translate it yourself

Tired of bad translations? Put the poetry back into translation yourself!

At the Modern Poetry in Translation website, you can read submit your own English translation of a poem, based on a literal translation and sound recording in the original language, if you don’t speak it. There are 21 English versions of the current Portuguese poem, XLIV, by Alberto Caeiro.

If you are more ambitious, for this autumn’s issue the magazine is currently looking for translations of WWI poetry, especially from less obvious combatant countries like Poland.

Modern Poetry in Translation was founded by Ted Hughes and Daniel Weissbort in the sixties, to bring poetry across the Iron Curtain and into English circulation. Their first edition included three of my favourites: Zbigniew Herbert, Miroslav Holub, and Czesław Miłosz.

The magazine includes lots of interesting reflections on language poetry and translation including this one by Romanian-born author Carmen Bugan: “People ask me so often why I do not write in Romanian that I think about it long and hard. First, I do not want to write in the language in which my family suffered interrogations, prison visits, threats of all kinds. I certainly do not want to remember all the times when we wrote to each other and burned our words.”

Here’s a poem from the current issue, by Christine Marendon, who was born a year before the magazine was founded, in 1964. It’s translated from the German by Ken Cockburn.

Evening Primrose 

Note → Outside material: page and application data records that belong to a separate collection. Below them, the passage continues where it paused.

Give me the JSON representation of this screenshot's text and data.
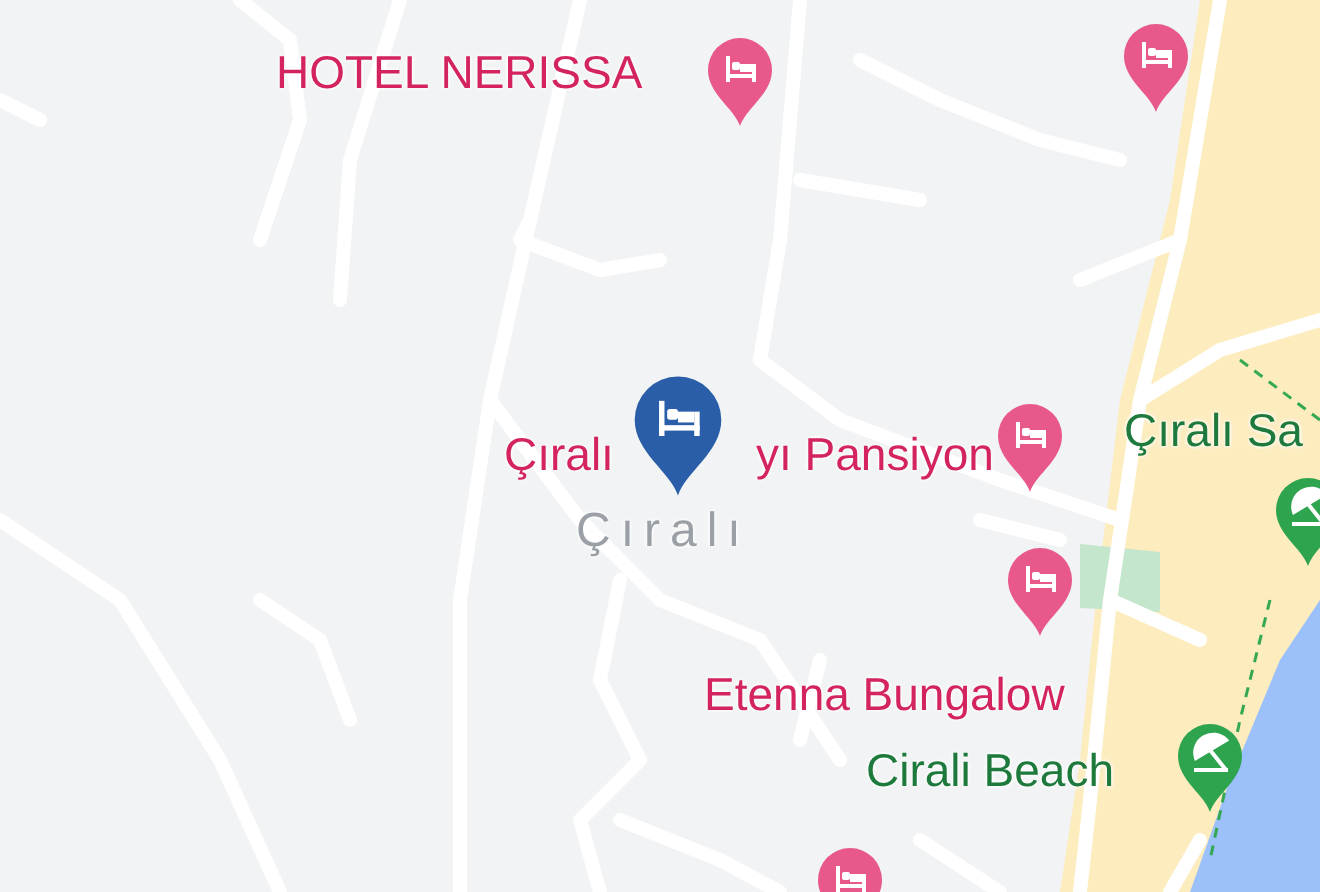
{
  "map": {
    "labels": [
      {
        "kind": "hotel",
        "text": "HOTEL NERISSA"
      },
      {
        "kind": "hotel",
        "text": "Çıralı"
      },
      {
        "kind": "hotel",
        "text": "yı Pansiyon"
      },
      {
        "kind": "place",
        "text": "Çıralı"
      },
      {
        "kind": "hotel",
        "text": "Etenna Bungalow"
      },
      {
        "kind": "beach",
        "text": "Çıralı Sa"
      },
      {
        "kind": "beach",
        "text": "Cirali Beach"
      }
    ],
    "pins": [
      {
        "kind": "hotel",
        "selected": false
      },
      {
        "kind": "hotel",
        "selected": false
      },
      {
        "kind": "hotel",
        "selected": false
      },
      {
        "kind": "hotel",
        "selected": false
      },
      {
        "kind": "hotel",
        "selected": false
      },
      {
        "kind": "beach",
        "selected": false
      },
      {
        "kind": "beach",
        "selected": false
      },
      {
        "kind": "hotel",
        "selected": true
      }
    ]
  }
}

In each person there exists a sheersheer drop
drop. Darker than campion
which during the day turns inwards
it likes to spread gold
over broad expanses.
So we, animals and humans,
are also vegetation, layers
of the coal age. We are
offshoots, belonging to the species
which pays with pollen
and honey and still awaits the new age.
The flowers, whose language
lacks a word for ‘garden’,
bend forwards into
the newly flighted scar.
Everything is connected
to not belonging.

Tagged with: , , , , , , , , , , , , , , ,
Posted in books, international, translation, words

Leave a Reply

Fill in your details below or click an icon to log in:

WordPress.com Logo

You are commenting using your WordPress.com account. Log Out /  Change )

Google+ photo

You are commenting using your Google+ account. Log Out /  Change )

Twitter picture

You are commenting using your Twitter account. Log Out /  Change )

Facebook photo

You are commenting using your Facebook account. Log Out /  Change )

Connecting to %s

advent Alice in Wonderland American And Other Stories Antonia Lloyd-Jones Arabic Argentina Barańczak Berlin Best Translated Book Award Bible books Brazil Brazilian Portuguese British British Library Buddhism Catalan Catalonia Children's Books Chinese Christmas Carols Clare Cavanagh Clarice Lispector Contemporary Czesław Miłosz Dari David Hackston Dublin Literary Award Edinburgh Festival English Estonian Facebook Fantasy Farsi Fiction Finland Finland 100 Finlandia Prize Finnish Flemish Free Word Centre French George Szirtes German Greek Hebrew Herbert Lomas Herta Müller history Hobbit Hungarian Iceland Icelandic Idioms Illustration India international International Translation Day Italian J. R. R. Tolkien Japanese Jenny Erpenbeck Johanna Sinisalo Korean Language language learning Languages Latin Literature Lola Rogers Mabinogion Man Booker International Prize Maori Maria Turtschaninoff Moomins New Year Nobel Prize Nobel Prize for Literature Old English Olga Tokarczuk Owen Witesman Oxford English Dictionary PEN Translation Prize Persian Philip Boehm Phoneme Media Poetry Poetry Translation Centre Polish Portuguese Pushkin Press Queer Romanian Rosa Liksom Russian Russian Revolution Salla Simukka Second World War Shakespeare Short Stories Sofi Oksanen Spanish Stanisław Barańczak Suomi100 Susan Bernofsky Svetlana Alexievich Swedish Switzerland Thomas Teal Tibetan Tove Jansson transation Translation translator Translators Without Borders Valentine's Day Wales Warsaw Welsh Wisława Szymborska Witold Szabłowski Women in Translation Month words Words without Borders

Enter your email address to follow this blog and receive notifications of new posts by email.

Follow found in translation on WordPress.com
%d bloggers like this: